**MATERIAL SUPPLIED**
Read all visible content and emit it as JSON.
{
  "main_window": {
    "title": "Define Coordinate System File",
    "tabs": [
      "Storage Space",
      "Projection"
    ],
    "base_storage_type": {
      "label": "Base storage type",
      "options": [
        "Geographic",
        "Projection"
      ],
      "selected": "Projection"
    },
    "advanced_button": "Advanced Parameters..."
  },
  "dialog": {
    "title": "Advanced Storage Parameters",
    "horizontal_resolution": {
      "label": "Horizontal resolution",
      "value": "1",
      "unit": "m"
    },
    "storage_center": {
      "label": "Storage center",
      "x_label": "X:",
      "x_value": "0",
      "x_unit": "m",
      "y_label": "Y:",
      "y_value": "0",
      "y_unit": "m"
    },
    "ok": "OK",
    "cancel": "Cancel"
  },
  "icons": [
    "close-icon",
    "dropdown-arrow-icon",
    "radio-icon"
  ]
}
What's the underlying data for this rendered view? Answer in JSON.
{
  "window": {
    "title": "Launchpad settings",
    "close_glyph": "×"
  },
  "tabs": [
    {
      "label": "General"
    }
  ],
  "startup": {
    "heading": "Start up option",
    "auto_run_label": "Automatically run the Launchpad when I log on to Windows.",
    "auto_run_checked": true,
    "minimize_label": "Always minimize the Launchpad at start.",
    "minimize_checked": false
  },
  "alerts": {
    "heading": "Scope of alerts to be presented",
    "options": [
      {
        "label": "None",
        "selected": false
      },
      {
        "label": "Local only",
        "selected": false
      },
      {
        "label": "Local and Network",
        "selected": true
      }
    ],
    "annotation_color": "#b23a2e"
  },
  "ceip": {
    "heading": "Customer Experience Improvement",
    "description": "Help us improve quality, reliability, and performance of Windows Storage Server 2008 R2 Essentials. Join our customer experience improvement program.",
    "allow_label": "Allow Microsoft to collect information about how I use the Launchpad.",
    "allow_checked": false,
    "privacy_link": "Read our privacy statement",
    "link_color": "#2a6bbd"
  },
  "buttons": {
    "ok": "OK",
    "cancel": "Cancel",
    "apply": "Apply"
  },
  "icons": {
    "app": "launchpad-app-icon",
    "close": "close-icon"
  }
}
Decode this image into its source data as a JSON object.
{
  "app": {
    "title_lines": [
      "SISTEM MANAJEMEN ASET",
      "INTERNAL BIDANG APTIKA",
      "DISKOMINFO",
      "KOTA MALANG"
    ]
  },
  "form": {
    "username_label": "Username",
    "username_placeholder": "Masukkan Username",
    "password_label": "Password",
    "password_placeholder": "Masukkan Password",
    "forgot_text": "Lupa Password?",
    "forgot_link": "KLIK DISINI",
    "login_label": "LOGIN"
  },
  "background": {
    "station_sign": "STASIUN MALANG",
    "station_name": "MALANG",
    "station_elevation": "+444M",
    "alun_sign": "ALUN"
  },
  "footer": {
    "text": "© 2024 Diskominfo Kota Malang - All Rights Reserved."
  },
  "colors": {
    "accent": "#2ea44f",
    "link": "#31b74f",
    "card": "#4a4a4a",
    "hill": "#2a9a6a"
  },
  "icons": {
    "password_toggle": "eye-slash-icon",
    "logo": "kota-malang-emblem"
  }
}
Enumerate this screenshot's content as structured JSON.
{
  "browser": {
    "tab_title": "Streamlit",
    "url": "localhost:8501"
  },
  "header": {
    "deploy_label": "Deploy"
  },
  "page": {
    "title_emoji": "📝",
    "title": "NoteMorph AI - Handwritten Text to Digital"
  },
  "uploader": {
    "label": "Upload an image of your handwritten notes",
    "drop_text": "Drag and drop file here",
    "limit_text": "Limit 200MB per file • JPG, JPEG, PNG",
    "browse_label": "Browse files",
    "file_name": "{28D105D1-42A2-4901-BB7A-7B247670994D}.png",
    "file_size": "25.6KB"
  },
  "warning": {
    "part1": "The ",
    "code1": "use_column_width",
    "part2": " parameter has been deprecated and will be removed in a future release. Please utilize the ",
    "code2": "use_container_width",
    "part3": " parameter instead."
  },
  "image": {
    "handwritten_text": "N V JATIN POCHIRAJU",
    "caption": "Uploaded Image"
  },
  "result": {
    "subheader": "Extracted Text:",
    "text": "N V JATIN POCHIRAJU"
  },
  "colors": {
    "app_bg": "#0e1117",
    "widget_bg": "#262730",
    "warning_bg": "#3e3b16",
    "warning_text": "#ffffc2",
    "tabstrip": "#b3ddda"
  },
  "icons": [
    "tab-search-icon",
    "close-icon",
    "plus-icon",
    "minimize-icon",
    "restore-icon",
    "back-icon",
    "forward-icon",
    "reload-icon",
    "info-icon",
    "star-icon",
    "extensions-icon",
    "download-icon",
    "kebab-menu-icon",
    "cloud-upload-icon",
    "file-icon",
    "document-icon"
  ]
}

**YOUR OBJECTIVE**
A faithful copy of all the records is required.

**RESPONSE AREA**
Read all visible content and emit it as JSON.
{
  "main_window": {
    "title": "Define Coordinate System File",
    "tabs": [
      "Storage Space",
      "Projection"
    ],
    "base_storage_type": {
      "label": "Base storage type",
      "options": [
        "Geographic",
        "Projection"
      ],
      "selected": "Projection"
    },
    "advanced_button": "Advanced Parameters..."
  },
  "dialog": {
    "title": "Advanced Storage Parameters",
    "horizontal_resolution": {
      "label": "Horizontal resolution",
      "value": "1",
      "unit": "m"
    },
    "storage_center": {
      "label": "Storage center",
      "x_label": "X:",
      "x_value": "0",
      "x_unit": "m",
      "y_label": "Y:",
      "y_value": "0",
      "y_unit": "m"
    },
    "ok": "OK",
    "cancel": "Cancel"
  },
  "icons": [
    "close-icon",
    "dropdown-arrow-icon",
    "radio-icon"
  ]
}
What's the underlying data for this rendered view? Answer in JSON.
{
  "window": {
    "title": "Launchpad settings",
    "close_glyph": "×"
  },
  "tabs": [
    {
      "label": "General"
    }
  ],
  "startup": {
    "heading": "Start up option",
    "auto_run_label": "Automatically run the Launchpad when I log on to Windows.",
    "auto_run_checked": true,
    "minimize_label": "Always minimize the Launchpad at start.",
    "minimize_checked": false
  },
  "alerts": {
    "heading": "Scope of alerts to be presented",
    "options": [
      {
        "label": "None",
        "selected": false
      },
      {
        "label": "Local only",
        "selected": false
      },
      {
        "label": "Local and Network",
        "selected": true
      }
    ],
    "annotation_color": "#b23a2e"
  },
  "ceip": {
    "heading": "Customer Experience Improvement",
    "description": "Help us improve quality, reliability, and performance of Windows Storage Server 2008 R2 Essentials. Join our customer experience improvement program.",
    "allow_label": "Allow Microsoft to collect information about how I use the Launchpad.",
    "allow_checked": false,
    "privacy_link": "Read our privacy statement",
    "link_color": "#2a6bbd"
  },
  "buttons": {
    "ok": "OK",
    "cancel": "Cancel",
    "apply": "Apply"
  },
  "icons": {
    "app": "launchpad-app-icon",
    "close": "close-icon"
  }
}
Decode this image into its source data as a JSON object.
{
  "app": {
    "title_lines": [
      "SISTEM MANAJEMEN ASET",
      "INTERNAL BIDANG APTIKA",
      "DISKOMINFO",
      "KOTA MALANG"
    ]
  },
  "form": {
    "username_label": "Username",
    "username_placeholder": "Masukkan Username",
    "password_label": "Password",
    "password_placeholder": "Masukkan Password",
    "forgot_text": "Lupa Password?",
    "forgot_link": "KLIK DISINI",
    "login_label": "LOGIN"
  },
  "background": {
    "station_sign": "STASIUN MALANG",
    "station_name": "MALANG",
    "station_elevation": "+444M",
    "alun_sign": "ALUN"
  },
  "footer": {
    "text": "© 2024 Diskominfo Kota Malang - All Rights Reserved."
  },
  "colors": {
    "accent": "#2ea44f",
    "link": "#31b74f",
    "card": "#4a4a4a",
    "hill": "#2a9a6a"
  },
  "icons": {
    "password_toggle": "eye-slash-icon",
    "logo": "kota-malang-emblem"
  }
}
Enumerate this screenshot's content as structured JSON.
{
  "browser": {
    "tab_title": "Streamlit",
    "url": "localhost:8501"
  },
  "header": {
    "deploy_label": "Deploy"
  },
  "page": {
    "title_emoji": "📝",
    "title": "NoteMorph AI - Handwritten Text to Digital"
  },
  "uploader": {
    "label": "Upload an image of your handwritten notes",
    "drop_text": "Drag and drop file here",
    "limit_text": "Limit 200MB per file • JPG, JPEG, PNG",
    "browse_label": "Browse files",
    "file_name": "{28D105D1-42A2-4901-BB7A-7B247670994D}.png",
    "file_size": "25.6KB"
  },
  "warning": {
    "part1": "The ",
    "code1": "use_column_width",
    "part2": " parameter has been deprecated and will be removed in a future release. Please utilize the ",
    "code2": "use_container_width",
    "part3": " parameter instead."
  },
  "image": {
    "handwritten_text": "N V JATIN POCHIRAJU",
    "caption": "Uploaded Image"
  },
  "result": {
    "subheader": "Extracted Text:",
    "text": "N V JATIN POCHIRAJU"
  },
  "colors": {
    "app_bg": "#0e1117",
    "widget_bg": "#262730",
    "warning_bg": "#3e3b16",
    "warning_text": "#ffffc2",
    "tabstrip": "#b3ddda"
  },
  "icons": [
    "tab-search-icon",
    "close-icon",
    "plus-icon",
    "minimize-icon",
    "restore-icon",
    "back-icon",
    "forward-icon",
    "reload-icon",
    "info-icon",
    "star-icon",
    "extensions-icon",
    "download-icon",
    "kebab-menu-icon",
    "cloud-upload-icon",
    "file-icon",
    "document-icon"
  ]
}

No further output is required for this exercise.